Predominantly a female sport, male cheerleaders are typically harder to find. However, four men found their way to the BYU-Hawaii campus and became cheerleaders, and it all started with a breakup.
D.J. Johnson, a sophomore in intercultural peace building from Phoenix, Ariz., said he had just broken up with his girlfriend when he started contemplating joining the BYUH cheerleading team.
“I suddenly had all this free time and needed something to do,” he said because of the breakup. Johnson said he thought joining the cheerleading team “it might be a fun way to meet new people and spend my time.” Then he decided to get his friends involved too, Johnson said with a laugh.
“I really would have never joined the team if it weren’t for D.J. He was very convincing,” said Justin Mason, a rookie cheerleader and sophomore in business from Rancho Cucamonga, Calif.
After joining the team and convincing one of his roommates to join the squad, Johnson continued recruitment with Jonathan Kouts, a junior in biology from Mesa, Ariz. “I had a few friends already cheerleading. They enjoyed it and said that it would be fun so I gave it a try,” said Kouts. “Jon played hard to get,” added Mason.
“It took Justin and me a while to persuade him. After a couple practices, he realized that it was going to be worth it, as we all did,” said Johnson.
Besides being a good way to spend their leisure time, the three friends said they are really enjoying their time on the squad.
Kouts said he likes performing in front of a crowd and the pressure that comes with it. “It’s the thrill that gets my adrenaline racing,” he said. While it may be thrilling, being a male cheerleader is also hard work.
“The role of the male cheerleader is to show the girls’ talents off. We are there to throw the girls in the air and to help them do amazing tricks,” said Johnson.
Kouts said, “Cheer is not as easy as I imagine. Everyone should have mad respect for what these girls do.” Although females are the stars of the squad, the male cheerleaders bring more to the gym than tumble support.
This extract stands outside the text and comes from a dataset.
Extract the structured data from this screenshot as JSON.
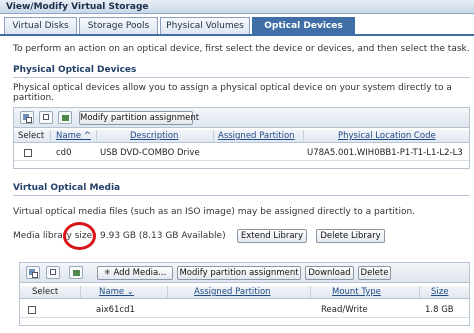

“The boys really help support the team and bring us all together as a one big family,” said Haley Bleazard, a sophomore in biology from Cedar City, Utah. “It’s a lot more than just getting the crowd riled up and the boys know that.”